the ‘mobile acute service hospital’ (MASH) has been designed by HDR in an effort to address the need for delivering essential equipment and supplies to disaster zones.
the concept considers that advances in technology and preventive care will vastly reduce the number of physical healthcare facilities required in the future, but the need for emergency care to sites of man-made conflicts or natural disasters will continue to persist. the design team’s solution looks at providing a quick and effective response without the time-consuming exercise of setting up temporary tent facilities.
MASH is envisioned by HDR as an independent pod-based system of drones that can be assembled anywhere without relying on existing infrastructure. the system can hover above disaster zones, below the cruising altitude of commercial aircraft and at a safe distance from potential danger. the ‘facility’ would be assembled from a series of modular clinical and support pods that can be linked together to create an elevated station. when not in use, they would be stored at bases strategically located around the globe.

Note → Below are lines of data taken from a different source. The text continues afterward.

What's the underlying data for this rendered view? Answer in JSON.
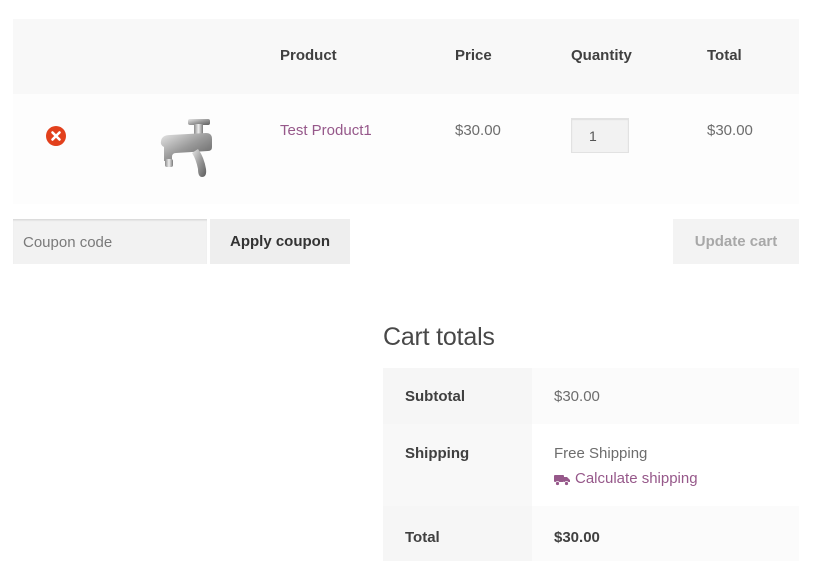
{
  "cart_table": {
    "headers": {
      "product": "Product",
      "price": "Price",
      "quantity": "Quantity",
      "total": "Total"
    },
    "items": [
      {
        "name": "Test Product1",
        "price": "$30.00",
        "quantity": "1",
        "total": "$30.00",
        "image_icon": "faucet-tap-image"
      }
    ]
  },
  "actions": {
    "coupon_placeholder": "Coupon code",
    "apply_coupon_label": "Apply coupon",
    "update_cart_label": "Update cart"
  },
  "cart_totals": {
    "heading": "Cart totals",
    "subtotal_label": "Subtotal",
    "subtotal_value": "$30.00",
    "shipping_label": "Shipping",
    "shipping_value": "Free Shipping",
    "calculate_shipping_label": "Calculate shipping",
    "total_label": "Total",
    "total_value": "$30.00"
  },
  "colors": {
    "link": "#96588a",
    "remove": "#e2401c",
    "header_bg": "#f8f8f8"
  }
}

designed to be stackable like shipping containers, the appropriate mix of pods could be immediately distributed to a disaster site, where separate propeller units will magnetically engage the stacked pods and lift them. once in the air, GPS would guide them to the destination. the project is designed using four main types of pods: basic care, services, emergency, and staff. while limited patient accommodation would be provided, the intention is for the pods to be used to stabilize patients prior to a transfer to medical center or other safe location.
as emergency and treatment pods hover above a conflict on the ground, support pods can connect to them to deliver critical supplies such as water and power
each pod type is assigned a different color, which are chosen to be visible in varying circumstances